▸ Description of the task: Write out every line below that contains "Ayam".

▼▼▼

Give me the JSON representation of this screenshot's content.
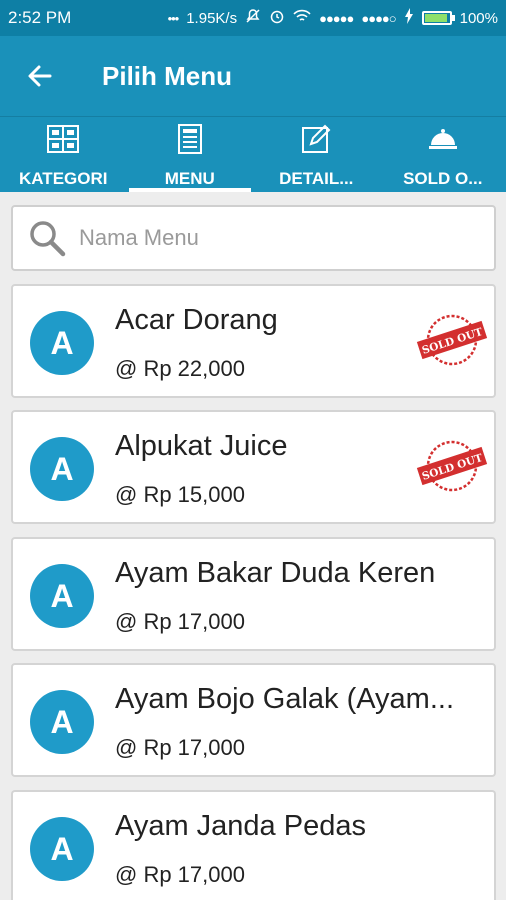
{
  "status": {
    "time": "2:52 PM",
    "network_speed": "1.95K/s",
    "battery": "100%"
  },
  "appbar": {
    "title": "Pilih Menu"
  },
  "tabs": [
    {
      "label": "KATEGORI",
      "icon": "grid-icon"
    },
    {
      "label": "MENU",
      "icon": "menu-book-icon"
    },
    {
      "label": "DETAIL...",
      "icon": "edit-icon"
    },
    {
      "label": "SOLD O...",
      "icon": "cloche-icon"
    }
  ],
  "active_tab": "MENU",
  "search": {
    "placeholder": "Nama Menu",
    "value": ""
  },
  "items": [
    {
      "initial": "A",
      "name": "Acar Dorang",
      "price": "@ Rp 22,000",
      "sold_out": true
    },
    {
      "initial": "A",
      "name": "Alpukat Juice",
      "price": "@ Rp 15,000",
      "sold_out": true
    },
    {
      "initial": "A",
      "name": "Ayam Bakar Duda Keren",
      "price": "@ Rp 17,000",
      "sold_out": false
    },
    {
      "initial": "A",
      "name": "Ayam Bojo Galak (Ayam...",
      "price": "@ Rp 17,000",
      "sold_out": false
    },
    {
      "initial": "A",
      "name": "Ayam Janda Pedas",
      "price": "@ Rp 17,000",
      "sold_out": false
    }
  ],
  "sold_out_stamp": "SOLD OUT",
  "colors": {
    "primary": "#1a91ba",
    "status_bar": "#0e7fa5",
    "avatar": "#1f9bc9",
    "stamp": "#d32f2f"
  }
}
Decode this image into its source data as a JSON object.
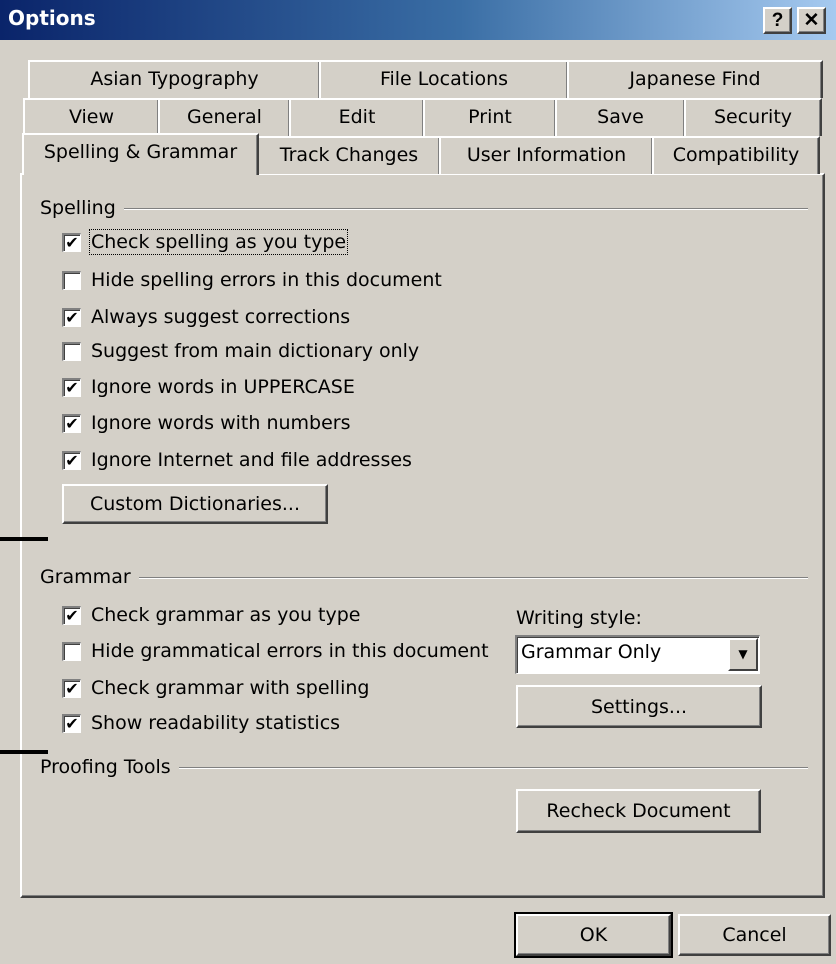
{
  "window": {
    "title": "Options",
    "help_label": "?",
    "close_label": "✕"
  },
  "tabs": {
    "row1": [
      "Asian Typography",
      "File Locations",
      "Japanese Find"
    ],
    "row2": [
      "View",
      "General",
      "Edit",
      "Print",
      "Save",
      "Security"
    ],
    "row3": [
      "Spelling & Grammar",
      "Track Changes",
      "User Information",
      "Compatibility"
    ],
    "active": "Spelling & Grammar"
  },
  "spelling": {
    "label": "Spelling",
    "options": [
      {
        "label": "Check spelling as you type",
        "checked": true
      },
      {
        "label": "Hide spelling errors in this document",
        "checked": false
      },
      {
        "label": "Always suggest corrections",
        "checked": true
      },
      {
        "label": "Suggest from main dictionary only",
        "checked": false
      },
      {
        "label": "Ignore words in UPPERCASE",
        "checked": true
      },
      {
        "label": "Ignore words with numbers",
        "checked": true
      },
      {
        "label": "Ignore Internet and file addresses",
        "checked": true
      }
    ],
    "custom_dictionaries_label": "Custom Dictionaries..."
  },
  "grammar": {
    "label": "Grammar",
    "options": [
      {
        "label": "Check grammar as you type",
        "checked": true
      },
      {
        "label": "Hide grammatical errors in this document",
        "checked": false
      },
      {
        "label": "Check grammar with spelling",
        "checked": true
      },
      {
        "label": "Show readability statistics",
        "checked": true
      }
    ],
    "writing_style_label": "Writing style:",
    "writing_style_value": "Grammar Only",
    "settings_label": "Settings..."
  },
  "proofing": {
    "label": "Proofing Tools",
    "recheck_label": "Recheck Document"
  },
  "footer": {
    "ok_label": "OK",
    "cancel_label": "Cancel"
  },
  "icons": {
    "checkmark": "✔",
    "dropdown": "▼"
  }
}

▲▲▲

▸ Exercise response:
      "name": "Ayam Bakar Duda Keren",
      "name": "Ayam Bojo Galak (Ayam...",
      "name": "Ayam Janda Pedas",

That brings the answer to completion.